Below are records; copy every line in them that holds the word "icon".

(Website and app data records)
= Beginning of Section =
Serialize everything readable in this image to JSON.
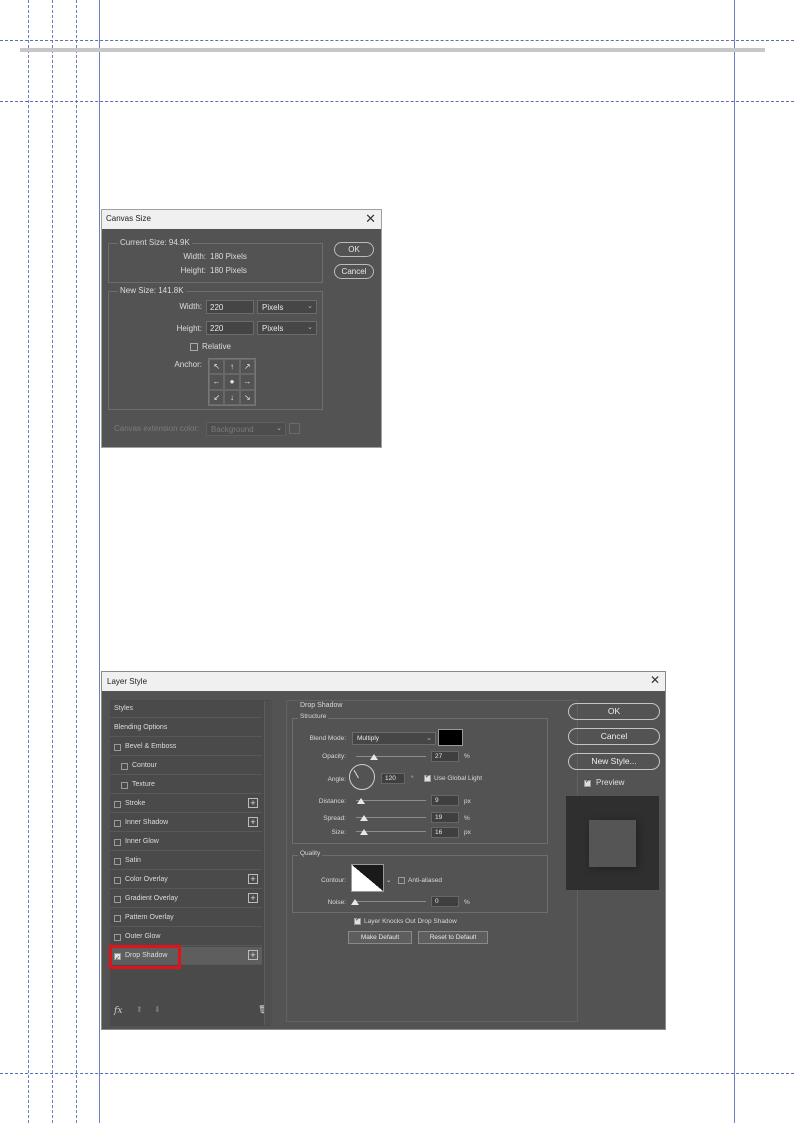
{
  "canvas_size": {
    "title": "Canvas Size",
    "current_size_label": "Current Size: 94.9K",
    "current_width_label": "Width:",
    "current_width_value": "180 Pixels",
    "current_height_label": "Height:",
    "current_height_value": "180 Pixels",
    "new_size_label": "New Size: 141.8K",
    "width_label": "Width:",
    "width_value": "220",
    "width_unit": "Pixels",
    "height_label": "Height:",
    "height_value": "220",
    "height_unit": "Pixels",
    "relative_label": "Relative",
    "anchor_label": "Anchor:",
    "ext_color_label": "Canvas extension color:",
    "ext_color_value": "Background",
    "ok_label": "OK",
    "cancel_label": "Cancel"
  },
  "layer_style": {
    "title": "Layer Style",
    "left_items": [
      {
        "label": "Styles"
      },
      {
        "label": "Blending Options"
      },
      {
        "label": "Bevel & Emboss"
      },
      {
        "label": "Contour"
      },
      {
        "label": "Texture"
      },
      {
        "label": "Stroke"
      },
      {
        "label": "Inner Shadow"
      },
      {
        "label": "Inner Glow"
      },
      {
        "label": "Satin"
      },
      {
        "label": "Color Overlay"
      },
      {
        "label": "Gradient Overlay"
      },
      {
        "label": "Pattern Overlay"
      },
      {
        "label": "Outer Glow"
      },
      {
        "label": "Drop Shadow"
      }
    ],
    "fx_label": "fx",
    "section_title": "Drop Shadow",
    "structure_label": "Structure",
    "blend_mode_label": "Blend Mode:",
    "blend_mode_value": "Multiply",
    "shadow_color": "#000000",
    "opacity_label": "Opacity:",
    "opacity_value": "27",
    "angle_label": "Angle:",
    "angle_value": "120",
    "use_global_light_label": "Use Global Light",
    "distance_label": "Distance:",
    "distance_value": "9",
    "spread_label": "Spread:",
    "spread_value": "19",
    "size_label": "Size:",
    "size_value": "16",
    "percent_unit": "%",
    "px_unit": "px",
    "degree_unit": "°",
    "quality_label": "Quality",
    "contour_label": "Contour:",
    "anti_aliased_label": "Anti-aliased",
    "noise_label": "Noise:",
    "noise_value": "0",
    "knocks_out_label": "Layer Knocks Out Drop Shadow",
    "make_default_label": "Make Default",
    "reset_default_label": "Reset to Default",
    "ok_label": "OK",
    "cancel_label": "Cancel",
    "new_style_label": "New Style...",
    "preview_label": "Preview"
  },
  "colors": {
    "dialog_bg": "#535353",
    "highlight_red": "#e0131b",
    "guide_blue": "#6a7fc4"
  }
}
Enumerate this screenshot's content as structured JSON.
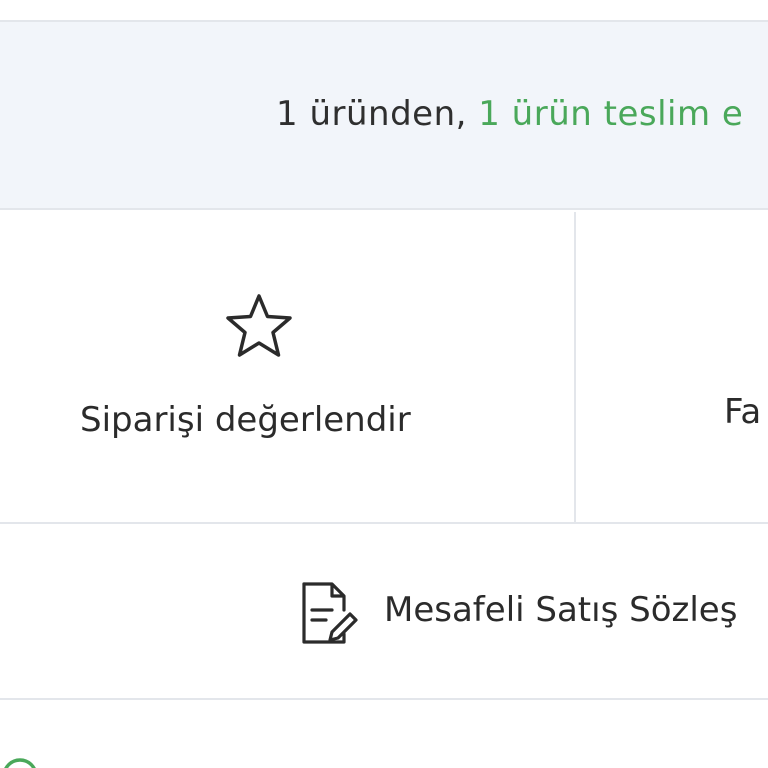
{
  "summary": {
    "prefix": "1 üründen, ",
    "highlight": "1 ürün teslim e",
    "highlight_color": "#4aa85a"
  },
  "actions": {
    "rate_order_label": "Siparişi değerlendir",
    "rate_order_icon": "star-outline-icon",
    "invoice_label": "Fa"
  },
  "contract": {
    "label": "Mesafeli Satış Sözleş",
    "icon": "document-edit-icon"
  },
  "bottom": {
    "icon": "circle-icon",
    "label": ""
  }
}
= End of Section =
_Answer to this exercise_.
    "rate_order_icon": "star-outline-icon",
    "icon": "document-edit-icon"
    "icon": "circle-icon",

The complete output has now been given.